5.4 Burkina Faso
A study in Burkina Faso (Upper Volta) raised the question of whether HFA2000 was feasible there from an operational and financial point of view, in order to encourage the search for alternative and more realistic policies. The study calculated the capital and recurrent costs of providing a health infrastructure in a province (buildings, manpower, drugs, transport, primary health care, vaccination, evaluation) and then projected this for the whole country.
See, Merkle A (1982) The Cost of Health For All. A Feasibility Study from Upper Volta. Eschborn.
The Swedish study calculated the operational costs and manpower requirements for the Swedish health care system, 1985-2000, in order to evaluate future resource requirements under different assumptions concerning changes in the health care structure and economic development. This approach to resource requirements differs from the others discussed above in that it is based on a computer model that starts with change in the population structure, calculates the service level required, taking account of changes in the quality and pattern of care, then allows for changes in wage and productivity levels, ending up with total manpower needs and total recurrent costs.
See, Lagergren M (1986) Sweden's plan for 2000. World Health May 1986.
6. Major Issues Arising
A number of important issues arise from this consideration of long-term financial planning.
First, should the expenditure projections be based on health programmes (for instance for maternal and child health care, the elderly) or on health facilities (for instance hospital beds, health centres)? The former can more easily be associated with the health needs of the population and with plan objectives stated in terms of health status. However, health programmes may cross-cut the basic institutional and accounting elements of the health sector, namely health facilities. Good information on health programme expenditure is rarely available and thus most expenditure projections are based on the development of physical facilities rather than health programmes.
Second, at what stage should resource constraints and evidence of the opportunity cost of proposals be introduced into the analysis? Plans are frequently based on over-ambitious policies and financial planning may reveal an enormous gap between expenditure projections and revenue projections. There is a strong case for acknowledging the importance of resource constraints at the start of any planning process.
Third, to what extent are detailed expenditure and revenue projections worthwhile and to what extent can simplifying assumptions be used? For example, it might be possible to assume that, say, for every 1% increase in GDP, total health expenditure increases by 1.2%; such assumptions might be based on past government/health expenditure trends and sensitivity analysis could be undertaken to establish the variation in projections resulting from differing simplifying assumptions.

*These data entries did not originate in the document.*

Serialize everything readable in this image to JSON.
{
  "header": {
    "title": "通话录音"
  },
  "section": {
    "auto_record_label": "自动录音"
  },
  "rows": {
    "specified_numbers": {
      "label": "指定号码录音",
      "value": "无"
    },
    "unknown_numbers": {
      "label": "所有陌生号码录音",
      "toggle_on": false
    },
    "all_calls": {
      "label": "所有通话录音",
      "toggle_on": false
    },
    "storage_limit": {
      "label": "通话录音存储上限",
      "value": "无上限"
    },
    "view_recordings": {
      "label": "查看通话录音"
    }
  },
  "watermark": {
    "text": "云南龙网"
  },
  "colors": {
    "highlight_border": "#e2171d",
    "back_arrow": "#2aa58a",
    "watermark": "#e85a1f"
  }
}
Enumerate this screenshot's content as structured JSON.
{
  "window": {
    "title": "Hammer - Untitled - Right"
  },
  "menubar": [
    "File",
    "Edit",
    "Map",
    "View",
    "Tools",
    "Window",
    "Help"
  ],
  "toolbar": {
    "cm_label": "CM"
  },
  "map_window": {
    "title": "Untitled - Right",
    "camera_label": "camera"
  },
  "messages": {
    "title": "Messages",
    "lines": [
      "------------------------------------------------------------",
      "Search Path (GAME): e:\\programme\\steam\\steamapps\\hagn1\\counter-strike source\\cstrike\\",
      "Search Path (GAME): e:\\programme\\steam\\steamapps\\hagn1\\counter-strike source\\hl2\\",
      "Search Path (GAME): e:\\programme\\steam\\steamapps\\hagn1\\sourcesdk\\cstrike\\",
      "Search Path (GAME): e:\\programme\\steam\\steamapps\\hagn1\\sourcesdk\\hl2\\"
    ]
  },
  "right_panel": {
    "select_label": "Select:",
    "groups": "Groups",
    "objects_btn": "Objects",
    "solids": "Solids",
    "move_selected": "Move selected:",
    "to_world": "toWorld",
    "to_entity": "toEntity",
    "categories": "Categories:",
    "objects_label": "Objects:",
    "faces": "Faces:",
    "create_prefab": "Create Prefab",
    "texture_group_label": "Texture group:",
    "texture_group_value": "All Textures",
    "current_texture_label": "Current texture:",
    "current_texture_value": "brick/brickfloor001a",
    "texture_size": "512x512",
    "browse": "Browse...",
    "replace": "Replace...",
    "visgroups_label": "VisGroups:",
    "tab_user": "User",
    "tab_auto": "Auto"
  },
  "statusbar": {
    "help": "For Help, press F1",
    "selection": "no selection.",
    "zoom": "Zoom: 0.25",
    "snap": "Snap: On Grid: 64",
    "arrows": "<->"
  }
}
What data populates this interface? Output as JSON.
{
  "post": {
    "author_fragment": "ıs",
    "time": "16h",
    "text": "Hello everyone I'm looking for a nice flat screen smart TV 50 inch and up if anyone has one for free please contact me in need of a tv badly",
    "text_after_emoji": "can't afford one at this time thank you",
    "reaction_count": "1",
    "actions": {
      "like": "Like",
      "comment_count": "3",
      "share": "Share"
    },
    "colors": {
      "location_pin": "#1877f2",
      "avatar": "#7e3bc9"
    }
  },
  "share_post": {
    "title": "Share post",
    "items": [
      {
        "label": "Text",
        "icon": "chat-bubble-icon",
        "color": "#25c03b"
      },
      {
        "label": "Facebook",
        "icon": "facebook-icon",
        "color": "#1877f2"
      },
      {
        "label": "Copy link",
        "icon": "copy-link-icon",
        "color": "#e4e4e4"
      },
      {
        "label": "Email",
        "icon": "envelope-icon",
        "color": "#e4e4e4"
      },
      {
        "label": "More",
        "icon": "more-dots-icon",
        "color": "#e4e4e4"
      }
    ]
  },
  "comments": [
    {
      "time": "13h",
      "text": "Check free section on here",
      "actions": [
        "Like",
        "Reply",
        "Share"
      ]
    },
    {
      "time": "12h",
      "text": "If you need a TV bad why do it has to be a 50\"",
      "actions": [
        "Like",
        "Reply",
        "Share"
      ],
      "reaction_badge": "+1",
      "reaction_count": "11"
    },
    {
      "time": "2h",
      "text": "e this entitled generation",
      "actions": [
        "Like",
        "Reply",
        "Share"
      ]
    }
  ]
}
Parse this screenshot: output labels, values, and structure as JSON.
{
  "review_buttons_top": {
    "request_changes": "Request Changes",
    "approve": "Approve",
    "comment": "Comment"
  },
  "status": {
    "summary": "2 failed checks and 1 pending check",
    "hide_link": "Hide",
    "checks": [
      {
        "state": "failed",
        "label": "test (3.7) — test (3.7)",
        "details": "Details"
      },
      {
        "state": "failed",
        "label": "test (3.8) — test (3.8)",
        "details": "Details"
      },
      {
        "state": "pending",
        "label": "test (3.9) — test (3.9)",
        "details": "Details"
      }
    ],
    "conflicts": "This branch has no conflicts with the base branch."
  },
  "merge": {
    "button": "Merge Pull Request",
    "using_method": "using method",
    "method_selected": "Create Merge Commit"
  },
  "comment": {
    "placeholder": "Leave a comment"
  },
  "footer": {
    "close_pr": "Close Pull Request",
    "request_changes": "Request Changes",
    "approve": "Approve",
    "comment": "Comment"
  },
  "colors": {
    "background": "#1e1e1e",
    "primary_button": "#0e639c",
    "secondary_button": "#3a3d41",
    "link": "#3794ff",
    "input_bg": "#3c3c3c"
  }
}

And fourth, long-term planning has proved vulnerable to political and economic changes, even in the more stable countries of the world. Between 1985 and 2000, many unexpected events may happen that will overthrow the projections of financial planners. To what extent, and how, can long term financial plans be protected against these shocks? There is a need for:
- simplicity: simple methods of financial planning so that planners do not spend many months refining a financial plan that is then overturned by unexpected changes in the economic or political system
- flexibility: introducing flexibility into financial plans, so that changes do not require them to be drastically revised. For instance, different scenarios might be used for the expenditure and revenue projections, to test whether health policies are vulnerable to changes in the forecast levels.